Subsequently members of our family have worked variously as accountants, a banker, doctors, entrepreneurs, lawyers, a magistrate, a politician, and professors, and two of whom have been knighted. And in England, as our family anglicised a part of them also assimilated, either converting to the Church of England as notional Protestants or, in the increasingly secular modern age, affirming no religious affiliation at all.
Finally, with the United (or perhaps not so united!) Kingdom’s decision to leave the EU and Brexit, the attractions to me of returning to our roots and reclaiming Portuguese citizenship became overwhelming. As they say, “What goes round, comes round”! Viva Portugal.
While my father’s family, the Nabarro’s, were safely, long-time settled in England, enjoying the benefits of prosperous upper-middle class lives, my mother’s family, of Polish extraction, but hoping they’d upgraded by moving to the more cosmopolitan university town of Heidelberg, in Baden, South West Germany, were being rocked by the tumultuous years of ever increasing anti-Semitism, culminating in the horrors of Nazism and the Holocaust.
My Mother was born Cilly (but later in England named Cecily) Orenstein in Heidelberg on 25th March 1925, by much the youngest of four sisters.
Her parents, Heinrich and Selma Orenstein had emigrated from Germany to Poland in 1908 and settled in Heidelberg, Baden, tragically believing they had found long-term safety there from the frightening pogroms of Eastern Europe.
But, as the dark clouds of Nazism spread, first over Germany and then Europe, their dreams were shattered, and the Orenstein family disintegrated.
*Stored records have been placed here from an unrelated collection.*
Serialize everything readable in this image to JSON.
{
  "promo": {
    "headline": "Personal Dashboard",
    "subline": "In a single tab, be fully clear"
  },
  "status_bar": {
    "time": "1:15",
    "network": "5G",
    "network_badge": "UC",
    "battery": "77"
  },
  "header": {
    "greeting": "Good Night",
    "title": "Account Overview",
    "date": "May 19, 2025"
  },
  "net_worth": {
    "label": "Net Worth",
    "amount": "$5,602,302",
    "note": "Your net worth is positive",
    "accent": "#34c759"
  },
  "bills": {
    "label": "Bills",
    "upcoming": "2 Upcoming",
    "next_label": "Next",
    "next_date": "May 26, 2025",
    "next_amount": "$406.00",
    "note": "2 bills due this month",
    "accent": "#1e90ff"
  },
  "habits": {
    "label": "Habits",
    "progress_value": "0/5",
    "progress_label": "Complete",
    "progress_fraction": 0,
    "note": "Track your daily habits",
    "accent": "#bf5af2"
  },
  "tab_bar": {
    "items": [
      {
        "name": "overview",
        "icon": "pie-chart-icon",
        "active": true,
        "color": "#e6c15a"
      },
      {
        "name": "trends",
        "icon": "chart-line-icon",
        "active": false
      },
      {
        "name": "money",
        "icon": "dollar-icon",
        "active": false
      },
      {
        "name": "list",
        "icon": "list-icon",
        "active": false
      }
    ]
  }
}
Firstly, in August 1936, Cecily’s beloved eldest sister, Zita, left Germany for the safety of British controlled Palestine to join her former employer and subsequently husband Herr Karl Altschüler, a wealthy Jew from Mannheim who’d wisely seen the writing on the wall and fled Germany in 1934.
Then in April 1937, her father Heinrich died of stress caused by the cumulative effects of the 1st April 1933 German general economic boycott of Jewish owned shops and the cruel subsequent Aryanisation programme, which excluded German Jews from all aspects of economic life and had forced the closure of his business.
By 1938, a second sister, Fay, was living as an au pair in London working for a wealthy Jewish family called Davis.
And it was Fay who saved Cecily’s life by persuading the kindly and generous Davis’s to sponsor her to come to England in mid-January 1939, aged still just thirteen years old, thus without doubt saving her life.
Cecily’s mother Selma and her other sister Käthe were not so lucky and died in the Holocaust, Selma in Auschwitz in October 1944 and Käthe sometime after 1942 we sadly know not where.
My mother Cecily took to England like a duck to water, excelled at school, turned into a very pretty young lady, and in February 1947 married my father Eric Nabarro, a chartered accountant who had fought in the Royal Artillery through the Second World War, who she met at a Sephardi synagogue dance in 1946. My parents lived a long and very happy life together, till both dying of old age in London in the early part of this century.
I count myself profoundly lucky to have had such good and generous parents, and to have grown up in the safe, peaceful, and prosperous post-war period in England, with little anti-Semitism and great opportunities.
Today, the World seems a much more dangerous place than during my treasured childhood and Portugal shines like a welcoming beacon of sanity and safety inviting me home. As I wrote earlier “Viva Portugal”.